> **Source material**:
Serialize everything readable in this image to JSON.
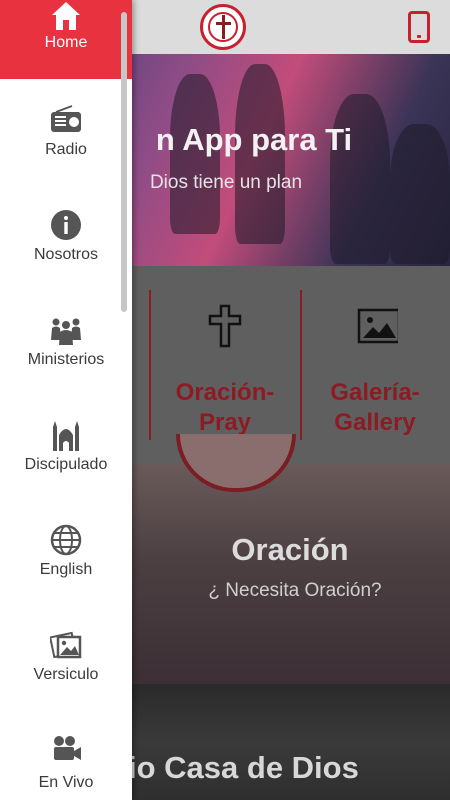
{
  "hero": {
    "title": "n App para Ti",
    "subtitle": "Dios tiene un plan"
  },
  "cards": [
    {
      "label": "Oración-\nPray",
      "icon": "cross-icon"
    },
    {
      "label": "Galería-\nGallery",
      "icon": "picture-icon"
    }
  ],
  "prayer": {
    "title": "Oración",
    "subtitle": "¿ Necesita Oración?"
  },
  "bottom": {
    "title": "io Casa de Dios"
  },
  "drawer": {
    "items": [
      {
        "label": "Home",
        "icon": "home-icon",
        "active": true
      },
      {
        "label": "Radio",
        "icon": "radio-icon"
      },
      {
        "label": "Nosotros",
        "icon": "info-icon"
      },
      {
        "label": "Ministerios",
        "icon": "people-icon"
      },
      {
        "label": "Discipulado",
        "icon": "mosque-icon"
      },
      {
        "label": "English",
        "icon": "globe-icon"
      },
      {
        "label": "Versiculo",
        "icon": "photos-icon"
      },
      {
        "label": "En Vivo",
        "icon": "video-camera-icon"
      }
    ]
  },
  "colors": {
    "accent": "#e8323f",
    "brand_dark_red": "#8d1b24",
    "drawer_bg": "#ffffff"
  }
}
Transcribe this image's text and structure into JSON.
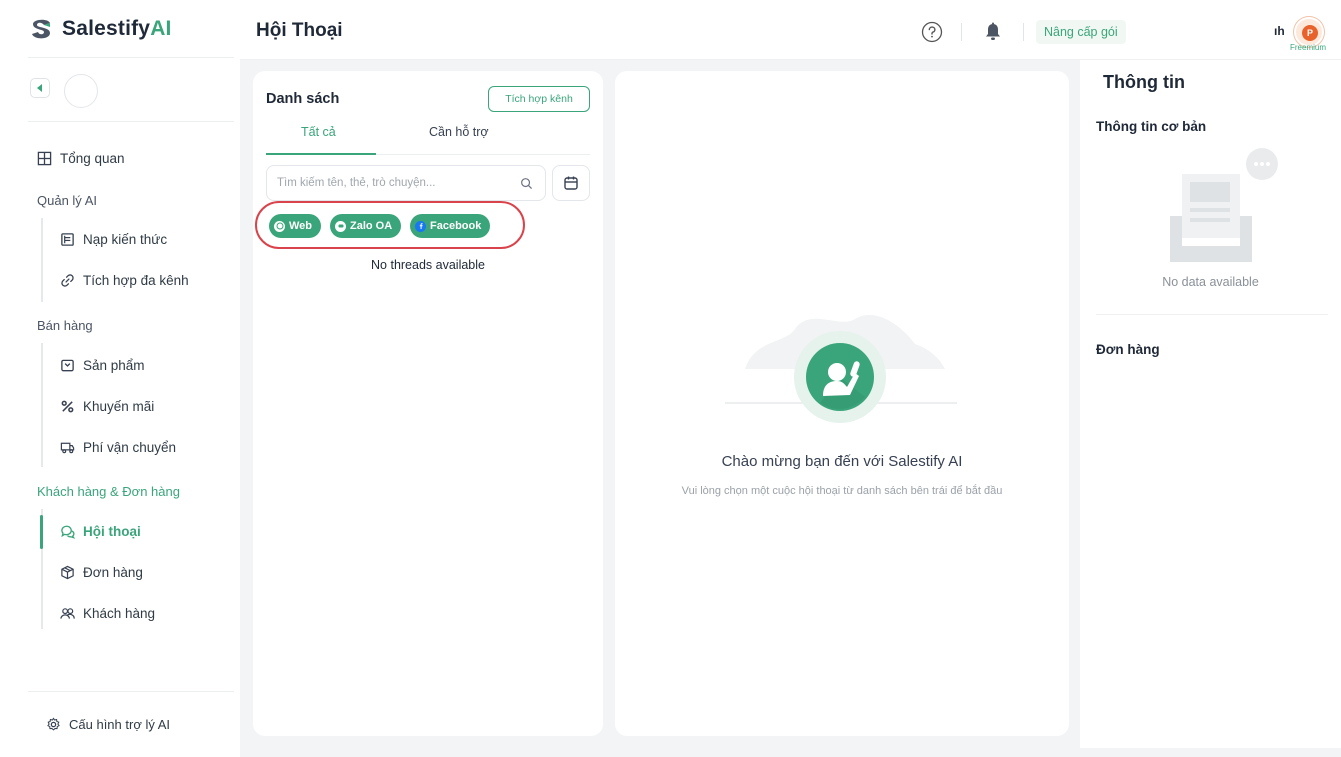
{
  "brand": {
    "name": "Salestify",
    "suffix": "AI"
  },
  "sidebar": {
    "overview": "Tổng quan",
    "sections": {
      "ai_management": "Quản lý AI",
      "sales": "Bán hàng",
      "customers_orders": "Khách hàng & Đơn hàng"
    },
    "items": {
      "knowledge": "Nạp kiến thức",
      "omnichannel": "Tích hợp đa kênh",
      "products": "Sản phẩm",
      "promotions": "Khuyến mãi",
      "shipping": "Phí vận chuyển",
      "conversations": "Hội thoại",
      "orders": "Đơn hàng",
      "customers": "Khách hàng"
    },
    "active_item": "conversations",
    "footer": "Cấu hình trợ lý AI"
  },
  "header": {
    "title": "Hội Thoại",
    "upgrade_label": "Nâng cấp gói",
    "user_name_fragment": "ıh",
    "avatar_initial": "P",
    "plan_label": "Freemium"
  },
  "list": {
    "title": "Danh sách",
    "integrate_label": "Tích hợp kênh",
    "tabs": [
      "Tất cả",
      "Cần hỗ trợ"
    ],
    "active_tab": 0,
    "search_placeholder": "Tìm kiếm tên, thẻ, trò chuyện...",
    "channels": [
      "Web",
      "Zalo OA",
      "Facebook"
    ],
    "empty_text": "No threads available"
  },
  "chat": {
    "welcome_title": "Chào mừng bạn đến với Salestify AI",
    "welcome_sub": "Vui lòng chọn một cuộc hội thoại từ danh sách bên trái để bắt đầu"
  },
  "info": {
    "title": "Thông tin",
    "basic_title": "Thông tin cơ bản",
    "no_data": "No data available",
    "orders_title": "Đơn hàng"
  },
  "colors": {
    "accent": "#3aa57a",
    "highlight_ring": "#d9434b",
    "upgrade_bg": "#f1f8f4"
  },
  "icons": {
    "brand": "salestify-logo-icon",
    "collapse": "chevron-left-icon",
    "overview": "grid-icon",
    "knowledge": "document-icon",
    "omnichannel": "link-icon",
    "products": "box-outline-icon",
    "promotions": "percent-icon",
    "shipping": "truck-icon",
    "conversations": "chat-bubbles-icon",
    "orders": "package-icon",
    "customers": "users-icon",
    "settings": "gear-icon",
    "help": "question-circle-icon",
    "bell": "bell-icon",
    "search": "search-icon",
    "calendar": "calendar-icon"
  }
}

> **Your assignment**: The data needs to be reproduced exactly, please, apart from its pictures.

> **Answer for this exercise**:
Serialize everything readable in this image to JSON.
{
  "hero": {
    "title": "n App para Ti",
    "subtitle": "Dios tiene un plan"
  },
  "cards": [
    {
      "label": "Oración-\nPray",
      "icon": "cross-icon"
    },
    {
      "label": "Galería-\nGallery",
      "icon": "picture-icon"
    }
  ],
  "prayer": {
    "title": "Oración",
    "subtitle": "¿ Necesita Oración?"
  },
  "bottom": {
    "title": "io Casa de Dios"
  },
  "drawer": {
    "items": [
      {
        "label": "Home",
        "icon": "home-icon",
        "active": true
      },
      {
        "label": "Radio",
        "icon": "radio-icon"
      },
      {
        "label": "Nosotros",
        "icon": "info-icon"
      },
      {
        "label": "Ministerios",
        "icon": "people-icon"
      },
      {
        "label": "Discipulado",
        "icon": "mosque-icon"
      },
      {
        "label": "English",
        "icon": "globe-icon"
      },
      {
        "label": "Versiculo",
        "icon": "photos-icon"
      },
      {
        "label": "En Vivo",
        "icon": "video-camera-icon"
      }
    ]
  },
  "colors": {
    "accent": "#e8323f",
    "brand_dark_red": "#8d1b24",
    "drawer_bg": "#ffffff"
  }
}
Transcribe this image's text and structure into JSON.
{
  "brand": {
    "name": "Salestify",
    "suffix": "AI"
  },
  "sidebar": {
    "overview": "Tổng quan",
    "sections": {
      "ai_management": "Quản lý AI",
      "sales": "Bán hàng",
      "customers_orders": "Khách hàng & Đơn hàng"
    },
    "items": {
      "knowledge": "Nạp kiến thức",
      "omnichannel": "Tích hợp đa kênh",
      "products": "Sản phẩm",
      "promotions": "Khuyến mãi",
      "shipping": "Phí vận chuyển",
      "conversations": "Hội thoại",
      "orders": "Đơn hàng",
      "customers": "Khách hàng"
    },
    "active_item": "conversations",
    "footer": "Cấu hình trợ lý AI"
  },
  "header": {
    "title": "Hội Thoại",
    "upgrade_label": "Nâng cấp gói",
    "user_name_fragment": "ıh",
    "avatar_initial": "P",
    "plan_label": "Freemium"
  },
  "list": {
    "title": "Danh sách",
    "integrate_label": "Tích hợp kênh",
    "tabs": [
      "Tất cả",
      "Cần hỗ trợ"
    ],
    "active_tab": 0,
    "search_placeholder": "Tìm kiếm tên, thẻ, trò chuyện...",
    "channels": [
      "Web",
      "Zalo OA",
      "Facebook"
    ],
    "empty_text": "No threads available"
  },
  "chat": {
    "welcome_title": "Chào mừng bạn đến với Salestify AI",
    "welcome_sub": "Vui lòng chọn một cuộc hội thoại từ danh sách bên trái để bắt đầu"
  },
  "info": {
    "title": "Thông tin",
    "basic_title": "Thông tin cơ bản",
    "no_data": "No data available",
    "orders_title": "Đơn hàng"
  },
  "colors": {
    "accent": "#3aa57a",
    "highlight_ring": "#d9434b",
    "upgrade_bg": "#f1f8f4"
  },
  "icons": {
    "brand": "salestify-logo-icon",
    "collapse": "chevron-left-icon",
    "overview": "grid-icon",
    "knowledge": "document-icon",
    "omnichannel": "link-icon",
    "products": "box-outline-icon",
    "promotions": "percent-icon",
    "shipping": "truck-icon",
    "conversations": "chat-bubbles-icon",
    "orders": "package-icon",
    "customers": "users-icon",
    "settings": "gear-icon",
    "help": "question-circle-icon",
    "bell": "bell-icon",
    "search": "search-icon",
    "calendar": "calendar-icon"
  }
}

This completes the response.